If the ingredients of a product are not transparently available, do not consider the item “clean” or even “non-toxic.” In Australia, mandatory safety standards set forth by the government require ingredient lists to be readily available for consumers at the point of sale and on the product itself.
There are certain terms used in ingredients lists that truly don’t mean anything on their own – like the word fragrance. There are so many possible ingredients that add a scent to a product and without further regulation, brands can keep listing “fragrance” as an ingredient without telling us exactly what ingredient is used. However, most “natural” and “clean” beauty brands do not add any extra fragrance, so for clean beauty shoppers this may not be as common an ingredient concern.
Usually, ingredients are listed in descending order of the volume of that ingredient – that means whatever is listed first on the ingredient list makes up the biggest part of the product. Once the ingredient list has descended to products that make up less than 1%, they can be listed in any order (just because something is listed last doesn’t mean it is only a trace amount!)

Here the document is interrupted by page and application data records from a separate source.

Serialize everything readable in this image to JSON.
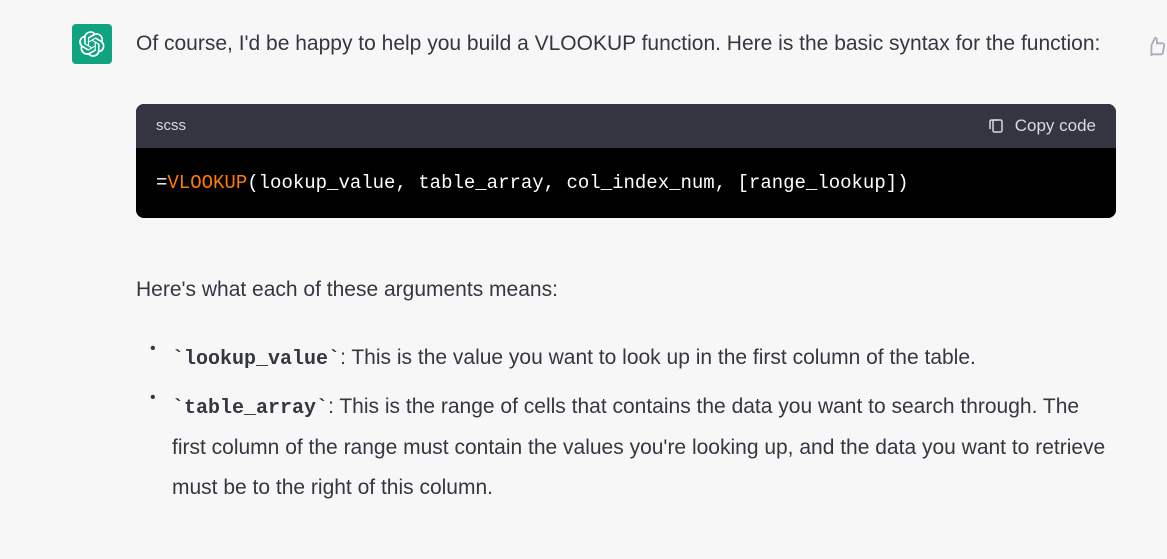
{
  "message": {
    "intro": "Of course, I'd be happy to help you build a VLOOKUP function. Here is the basic syntax for the function:",
    "code": {
      "language": "scss",
      "copy_label": "Copy code",
      "equals": "=",
      "function": "VLOOKUP",
      "args": "(lookup_value, table_array, col_index_num, [range_lookup])"
    },
    "explain": "Here's what each of these arguments means:",
    "bullets": [
      {
        "term": "lookup_value",
        "desc": ": This is the value you want to look up in the first column of the table."
      },
      {
        "term": "table_array",
        "desc": ": This is the range of cells that contains the data you want to search through. The first column of the range must contain the values you're looking up, and the data you want to retrieve must be to the right of this column."
      }
    ]
  }
}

Clean beauty is the future for makeup, and we don’t want it to just be a sales buzzword so we sincerely hope this article hasn’t scared you! It is our wish that the industry can begin to truly regulate the definition of clean beauty and the words that are commonly associated with it. In the meantime, we hope that this piece has provided some insight and education regarding the ways in which brands can use these words. Education is key and we hope we have helped you to narrow down your search while you look for your best foundation match!